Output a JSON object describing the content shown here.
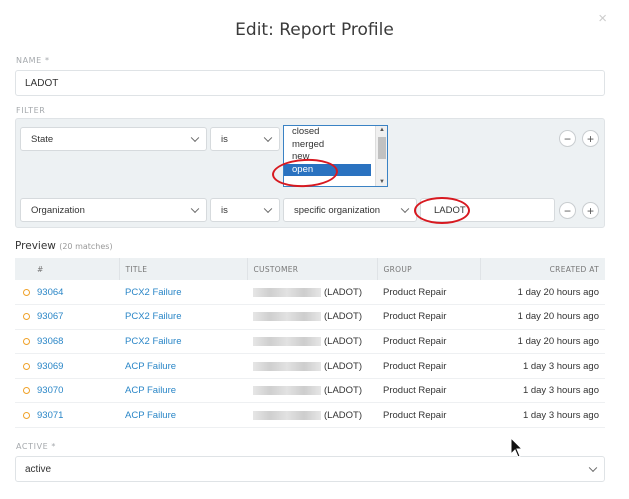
{
  "modal": {
    "title": "Edit: Report Profile",
    "close": "×"
  },
  "name": {
    "label": "NAME *",
    "value": "LADOT"
  },
  "filter": {
    "label": "FILTER",
    "rows": [
      {
        "attribute": "State",
        "operator": "is",
        "options": [
          "closed",
          "merged",
          "new",
          "open"
        ],
        "selected": "open"
      },
      {
        "attribute": "Organization",
        "operator": "is",
        "value_type": "specific organization",
        "value": "LADOT"
      }
    ],
    "minus": "−",
    "plus": "+"
  },
  "preview": {
    "title": "Preview",
    "matches": "(20 matches)",
    "columns": [
      "#",
      "TITLE",
      "CUSTOMER",
      "GROUP",
      "CREATED AT"
    ],
    "rows": [
      {
        "number": "93064",
        "title": "PCX2 Failure",
        "customer": "(LADOT)",
        "group": "Product Repair",
        "created": "1 day 20 hours ago"
      },
      {
        "number": "93067",
        "title": "PCX2 Failure",
        "customer": "(LADOT)",
        "group": "Product Repair",
        "created": "1 day 20 hours ago"
      },
      {
        "number": "93068",
        "title": "PCX2 Failure",
        "customer": "(LADOT)",
        "group": "Product Repair",
        "created": "1 day 20 hours ago"
      },
      {
        "number": "93069",
        "title": "ACP Failure",
        "customer": "(LADOT)",
        "group": "Product Repair",
        "created": "1 day 3 hours ago"
      },
      {
        "number": "93070",
        "title": "ACP Failure",
        "customer": "(LADOT)",
        "group": "Product Repair",
        "created": "1 day 3 hours ago"
      },
      {
        "number": "93071",
        "title": "ACP Failure",
        "customer": "(LADOT)",
        "group": "Product Repair",
        "created": "1 day 3 hours ago"
      }
    ]
  },
  "active": {
    "label": "ACTIVE *",
    "value": "active"
  },
  "colors": {
    "link": "#2a86c7",
    "status_dot": "#f0a22a",
    "highlight": "#d71920",
    "selected_option": "#2a72c0"
  },
  "icons": {
    "close": "close-icon",
    "chevron": "chevron-down-icon",
    "status": "ticket-status-icon",
    "pointer": "mouse-pointer-icon"
  }
}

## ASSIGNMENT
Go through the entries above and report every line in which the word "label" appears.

## WRITTEN REPLY
    "label": "NAME *",
    "label": "FILTER",
    "label": "ACTIVE *",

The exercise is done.